"Because alcohol acts as a diuretic (i.e. increases urine output), it’s very dehydrating, which can leave you feeling sluggish and lethargic the next day, not to mention with a nasty hangover!"

 

Be selective

Many people fall into the trap of indulging just for the sake of it at Christmas time. There are so many treats on offer which only come out at this time of year; mince pies, plum pudding, shortbread and Christmas cake (just to name a few), and it can be tempting to eat them just because it’s the season. But it really pays to be selective and choose only the indulgences that you really enjoy. If you’re not a big fan of mince pies, there’s no reason to eat them just because it’s Christmas and they won’t be around for the rest of the year. After all, you’re hardly going to miss them when they disappear!

 

"It really pays to be selective and choose only the indulgences that you really enjoy."

 

Beware of emotional eating

Christmas is meant to be a time of joy and celebration. But for many people it can be a difficult time emotionally, whether because of family tensions, missing loved ones, loneliness or financial strain. This can lead to comfort eating, or attempting to distract ourselves with food, especially when there’s a lot more tempting treats around than usual.

 

"Christmas for many people can be a difficult time emotionally, whether because of family tensions, missing loved ones, loneliness or financial strain."

 
Think about why you’re eating before you dig in, are you genuinely hungry or is there another reason behind your sudden need for a piece of shortbread? If so, think about activities other than eating that bring you comfort and do one of those instead.
 

Don’t drop the ball on exercise

It’s tempting to let your exercise routine go out the window at this time of year, but not only will you feel a whole lot better if you stay active, it will also help to balance out those indulgences too. And there’s no reason it can’t be fun - if going to the gym isn’t all that appealing, make the most of the good weather and some extra days off to try out alternative ways to get moving. Head to the beach for a swim or some soft sand running, go for a nighttime walk with your kids or tick of some of those ‘Christmas catch-ups’ by heading out for a walk instead of sitting at a café.

 

"Make the most of the good weather and some extra days off to try out alternative ways to get moving."

 

Keep expectations reasonable

Don’t expect to be shedding kilos over the festive season. If you can maintain your weight, you’re doing extremely well! Expecting too much can lead to disappointment and frustration when the reality falls short, which can then trigger you to ‘fall off the wagon’. Make sure you’re being realistic; this might be one time of year where your goal is to just keep things as they are.

 

"Make sure you’re being realistic; this might be one time of year where your goal is to just keep things as they are."

 

Put it in perspective

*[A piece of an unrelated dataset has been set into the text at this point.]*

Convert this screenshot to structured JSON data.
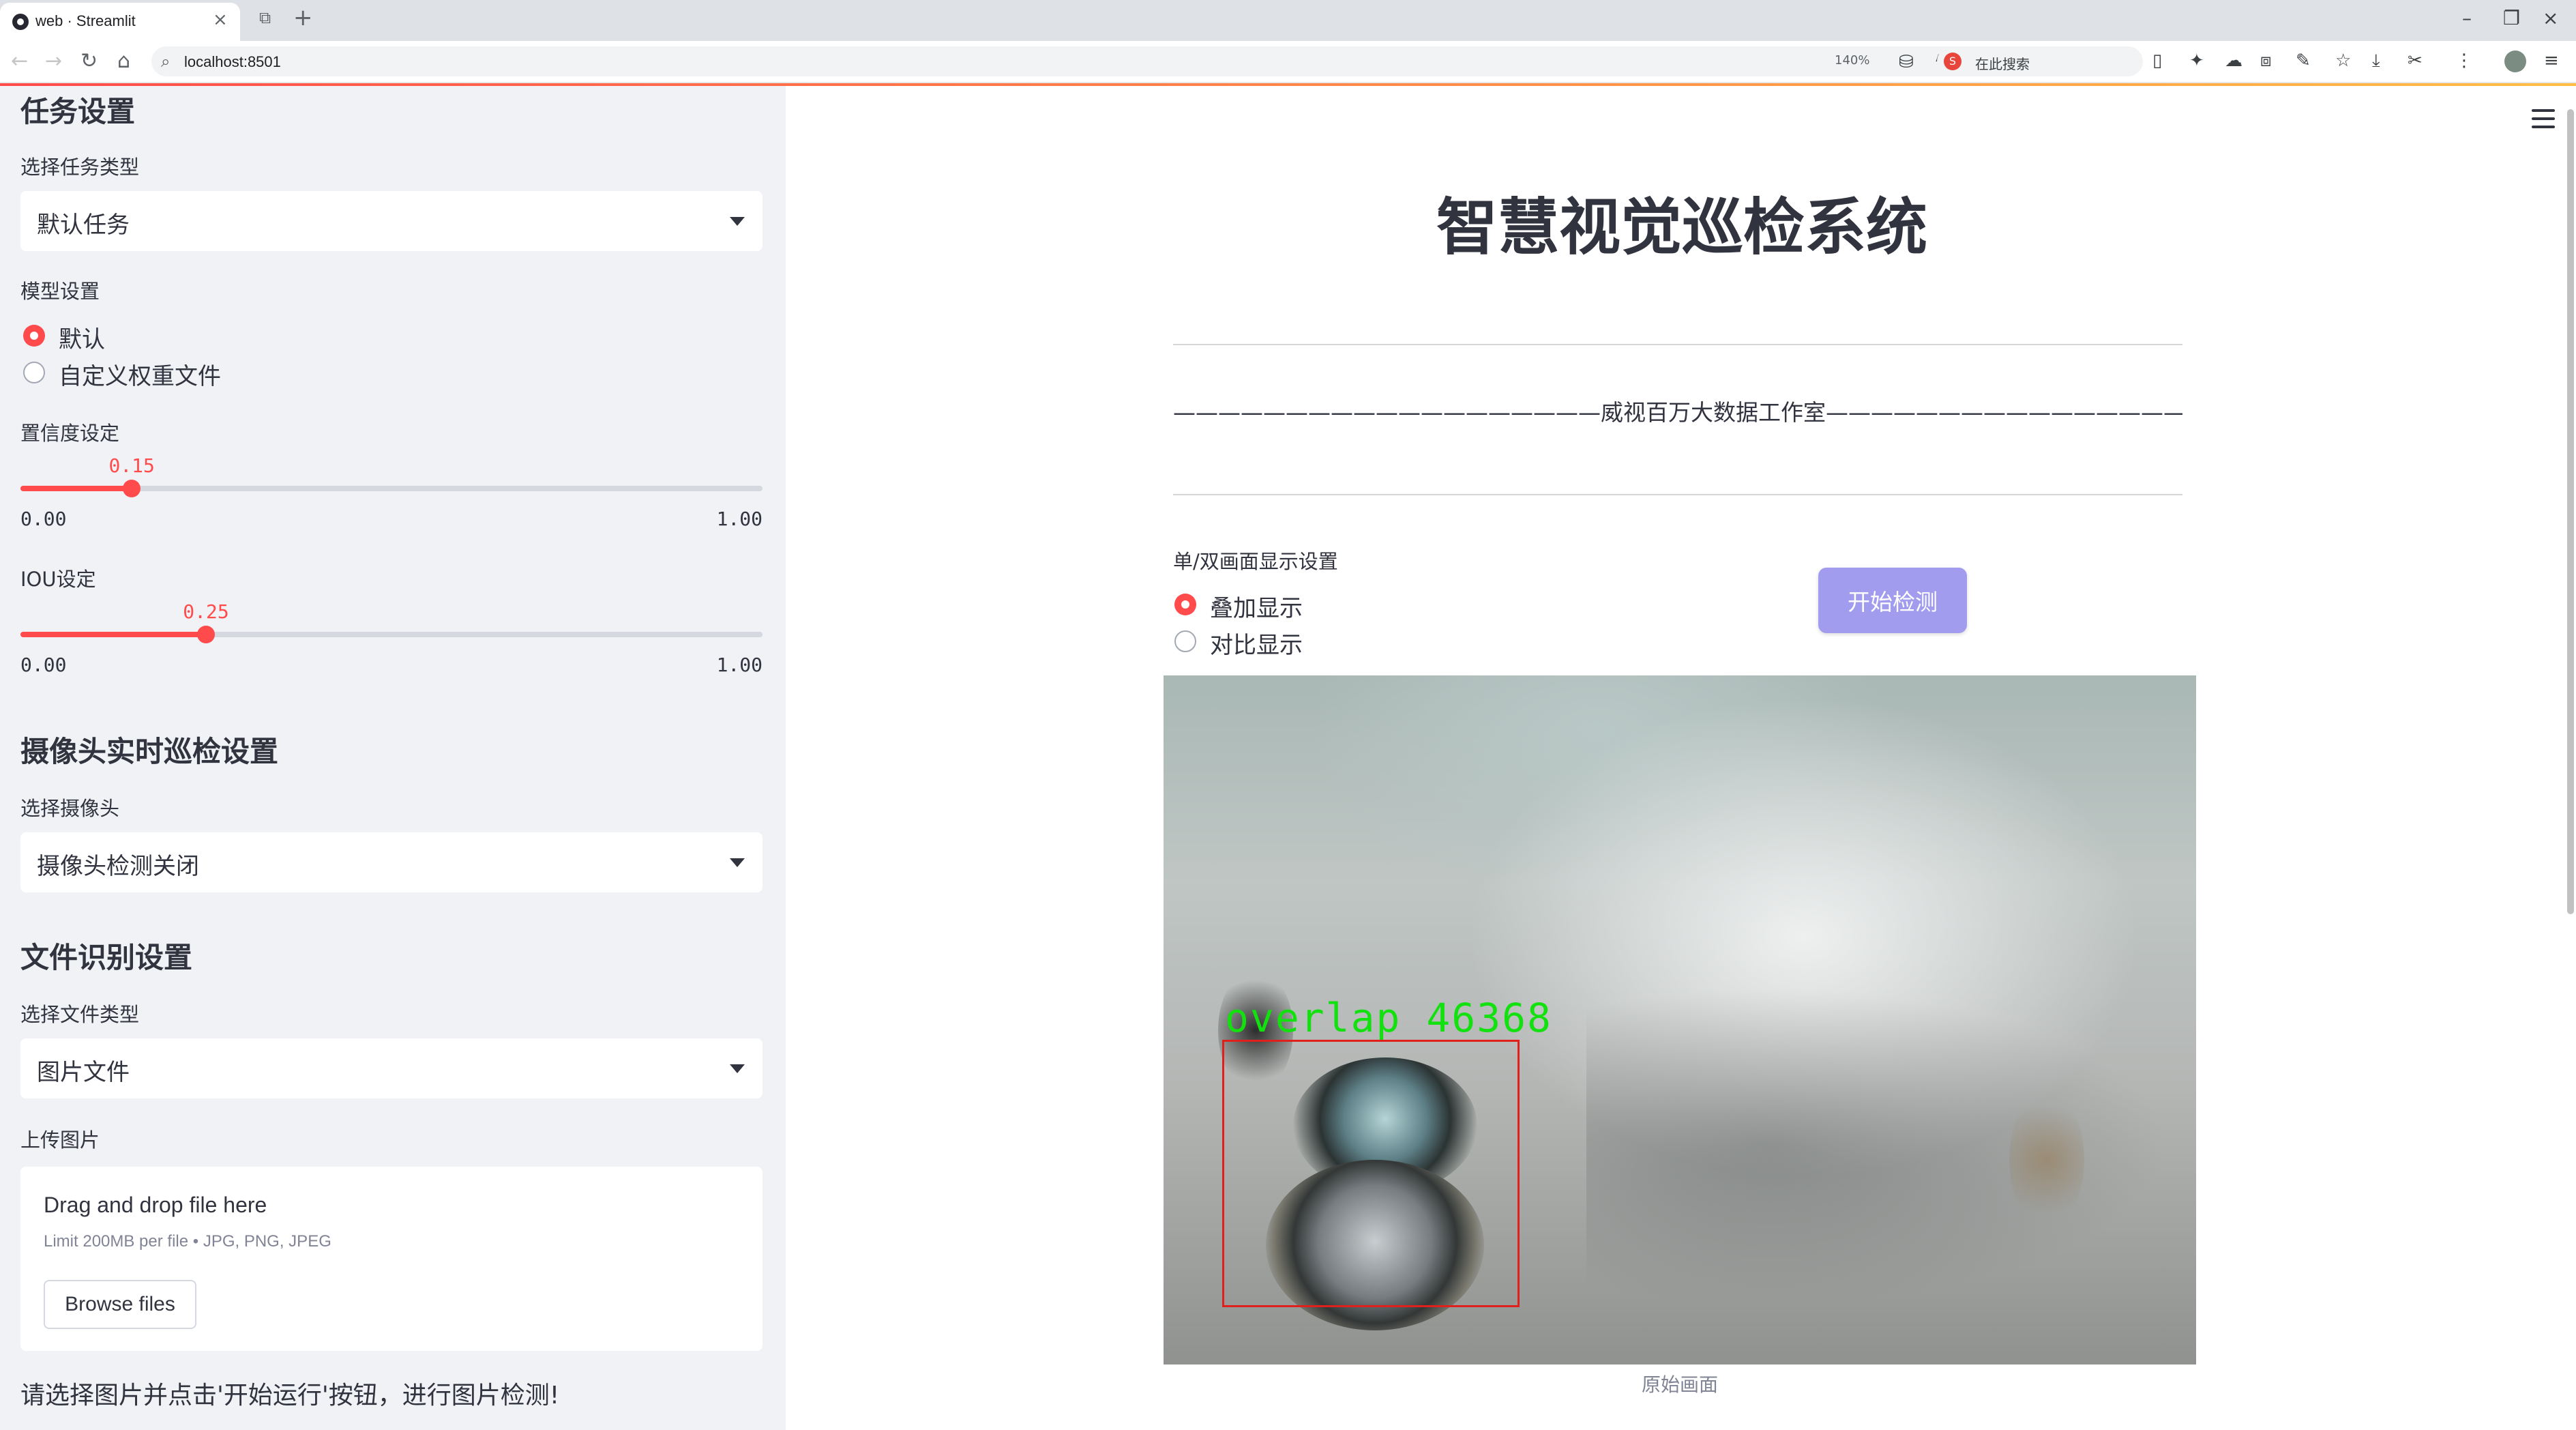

Remember, Get Lean is a lifestyle, not a diet, so there’s room for a little extra indulging when celebrations call for it. Get Lean has no end date, so even if you do deviate off course a little more than you had hoped to over the silly season, rest assured you can get straight back into it once all the festivities are over and continue on your way. However, bear in mind that this will be much easier to do if you maintain some control and don’t veer completely off track!

 

"Remember, Get Lean is a lifestyle, not a diet, so there’s room for a little extra indulging when celebrations call for it."

 
 
Above all, the most important thing is to enjoy this time. The true meaning of Christmas can tend to be overshadowed by all the other things that come with it – busy schedules, family politics, financial strain, worry about weight gain – but remember that Christmas is really a time to kick back, reflect on the year and spend some time with the people you love. So make that your number one priority.
 
 

More?